I grew up along the border in the 1950s and early 1960s. The two most important events in my adolescence were joining the civil rights movement (Congress of Racial Equality) in San Diego when I was sixteen (1962) and—intimately related—discovering a new world across the border. San Diego in this period was a segregated, reactionary city with a stifling civic culture dominated by the San Diego Union, and zero tolerance for leftish unorthodox ideas. Rebellious, incipiently radical kids like me hung out at a few 'beatnik' coffee houses or in the basement of Wahrenbrocks' Bookstore downtown. But we only really felt free when we had crossed the border. Tijuana was our portal to an entire universe of forbidden and wonderful ideas. My first exposure, for example, to the immense heritage of European Marxism and critical theory was at the old El Dia bookstore off Revolución. In Tijuana we met Spanish Republicans, listened to lore from elderly Villistas, and debated politics with sophisticated college students. It was in Tijuana that I first began to appreciate the impact of the Cuban Revolution and was first able to see the U.S. civil rights struggle in a larger perspective. Tijuana also kindled the desire to keep going southward, toward that great other America we learned nothing about in schools. Most San Diego high school kids in this era, of course, crossed the border to drink, insult locals, and leave behind a trail of vomit and bad manners. We hated that. Tijuana for us was a little bit of Paris, our personal Left Bank, and my fondness for the city and the cultural freedom it represented has never waned.

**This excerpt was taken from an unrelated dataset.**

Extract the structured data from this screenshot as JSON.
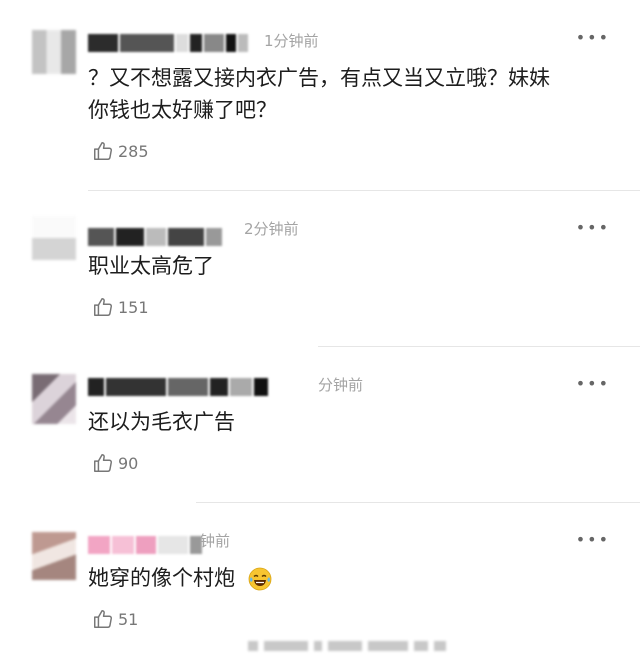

Mike Davis is the author of City of Quartz and Ecology of Fear.
Printed with permission of Mike Davis.